Crumbs is still figuring it out. She is 12 yrs old now, and has not showed any interest one way or another. Which is great for us (what parent wants to think about their babies liking people and dating?) But she has shared that she knows she isn’t straight. She is queer, just currently undefined. And there is no rush for her to define it. She will tell us when she knows. We trust her to figure it out for herself.

So it’s been nice to see all the pride posts this past week. And even nicer still to come across a small handful of posts about coming out. A friend proudly shared their newfound realization of their own sexual identities after coming across some new terms they learned this month. And a few fellow moms shared joys and concerns over their kids coming out. These are the ones that stuck out the most because of my own babies.

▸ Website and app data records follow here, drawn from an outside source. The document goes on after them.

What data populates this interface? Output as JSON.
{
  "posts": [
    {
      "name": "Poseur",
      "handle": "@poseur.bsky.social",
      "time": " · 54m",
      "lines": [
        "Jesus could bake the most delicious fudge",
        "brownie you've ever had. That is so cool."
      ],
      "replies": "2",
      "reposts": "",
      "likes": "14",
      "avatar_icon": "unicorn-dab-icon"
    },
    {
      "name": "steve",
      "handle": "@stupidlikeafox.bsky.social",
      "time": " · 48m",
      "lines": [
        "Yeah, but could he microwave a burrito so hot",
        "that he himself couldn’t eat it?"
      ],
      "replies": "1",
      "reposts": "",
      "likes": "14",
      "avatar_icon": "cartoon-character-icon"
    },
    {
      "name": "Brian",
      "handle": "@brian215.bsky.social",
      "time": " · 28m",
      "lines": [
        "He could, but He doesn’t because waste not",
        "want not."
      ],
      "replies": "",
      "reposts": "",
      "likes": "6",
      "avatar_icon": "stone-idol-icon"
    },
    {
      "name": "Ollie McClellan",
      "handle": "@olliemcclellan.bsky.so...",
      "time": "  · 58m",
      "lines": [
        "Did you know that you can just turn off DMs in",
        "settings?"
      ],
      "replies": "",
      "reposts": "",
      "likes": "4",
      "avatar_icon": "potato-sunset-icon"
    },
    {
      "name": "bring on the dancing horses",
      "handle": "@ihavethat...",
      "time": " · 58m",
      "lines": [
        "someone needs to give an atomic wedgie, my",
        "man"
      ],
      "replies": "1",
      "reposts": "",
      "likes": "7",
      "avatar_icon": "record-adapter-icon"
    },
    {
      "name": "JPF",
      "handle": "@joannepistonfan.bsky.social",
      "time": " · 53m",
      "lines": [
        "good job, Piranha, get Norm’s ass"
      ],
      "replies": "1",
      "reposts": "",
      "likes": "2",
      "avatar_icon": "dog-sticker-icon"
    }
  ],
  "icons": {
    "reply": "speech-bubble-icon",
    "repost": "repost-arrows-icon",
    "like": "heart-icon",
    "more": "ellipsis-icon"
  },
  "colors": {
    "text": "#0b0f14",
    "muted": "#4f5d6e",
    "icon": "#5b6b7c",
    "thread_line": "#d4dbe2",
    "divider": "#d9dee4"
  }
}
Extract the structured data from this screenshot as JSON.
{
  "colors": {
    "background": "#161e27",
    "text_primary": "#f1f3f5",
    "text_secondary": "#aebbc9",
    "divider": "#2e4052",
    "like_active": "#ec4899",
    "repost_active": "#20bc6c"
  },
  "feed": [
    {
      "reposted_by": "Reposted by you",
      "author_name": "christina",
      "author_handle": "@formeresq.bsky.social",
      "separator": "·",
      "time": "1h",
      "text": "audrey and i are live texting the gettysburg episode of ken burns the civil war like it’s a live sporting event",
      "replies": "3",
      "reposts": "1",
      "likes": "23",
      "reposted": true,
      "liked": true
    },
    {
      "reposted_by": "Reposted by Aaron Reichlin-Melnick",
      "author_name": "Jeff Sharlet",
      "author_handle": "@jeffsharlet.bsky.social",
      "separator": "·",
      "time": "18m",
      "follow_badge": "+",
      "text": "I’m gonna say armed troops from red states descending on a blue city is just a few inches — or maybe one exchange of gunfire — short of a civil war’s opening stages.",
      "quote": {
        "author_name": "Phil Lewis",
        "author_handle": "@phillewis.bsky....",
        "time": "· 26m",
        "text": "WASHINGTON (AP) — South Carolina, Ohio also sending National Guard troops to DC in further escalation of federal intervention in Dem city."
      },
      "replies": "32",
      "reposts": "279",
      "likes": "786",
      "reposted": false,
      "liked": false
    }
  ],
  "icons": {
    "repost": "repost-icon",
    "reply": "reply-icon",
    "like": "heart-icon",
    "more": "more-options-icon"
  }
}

The posts themselves were simple: just a mom sharing her worries and asking for support and guidance from others after their child came out to them. A majority of the comments were just that: supportive and full of wonderful affirming guidance. They were the kind of comments you would hope to see. Moms pouring loving into another mom facing a brand new path she hadn’t seen coming.

But then there were some that weren’t so supportive.

“They are still young, they don’t know what they like yet.”

“It’s all over the media right now, it’s practically a fad.”

“It’s cool to be queer/gay/trans/etc. now. They’ll change their mind later.”

“It’s just a phase.”

What the actual… Are we still doing this?

If we do not question or dismiss a child in things pertaining to the straight/cis narrative, why do we question and dismiss them when it’s outside that narrative? We laugh and fawn over elementary kids saying they have a girlfriend/boyfriend, or when they walk around the playground holding hands. But as soon as those same kids hold the hand of their new crush who is the same gender, or they say they feel like their gender and sex do not match, we clutch our pearls and say it’s just a phase. They don’t understand. They couldn’t possibly know their own identities in terms of gender or sexuality.

Churches do the same thing. Kids are called to accept Christ during Sunday School and youth groups and Vacation Bible Camps. But if they share any part of themselves that is outside that straight/cis narrative, they are too young and don’t know what they are saying.

So let’s just clear that up, shall we?

It’s not a phase. It’s not the cool thing to do. They know better than anyone else who they are.

Saying otherwise is damaging. Damaging to your relationship with that child, damaging to their self esteem and image. And damaging to their mental health. Don’t be that person.

Be better. Be there for your kids. Support them. Research has shown that kids who have support are less likely to struggle with mental health issues, and less likely to commit suicide. Supporting your child, believing them when they say they are gay/ace/trans/etc. can be literally life saving. If you need help in finding ways to support your child, check out The Trevor Project. They have so many resources available! The CDC website also has a list of links to several other helpful sources, like GLSEN.

So consider this your Pride Month PSA. Believe your kids when they tell you who they are. Because they absolutely know their own identities, be it gender, sexual, or faith based. They know. So, love them, support them, and believe them.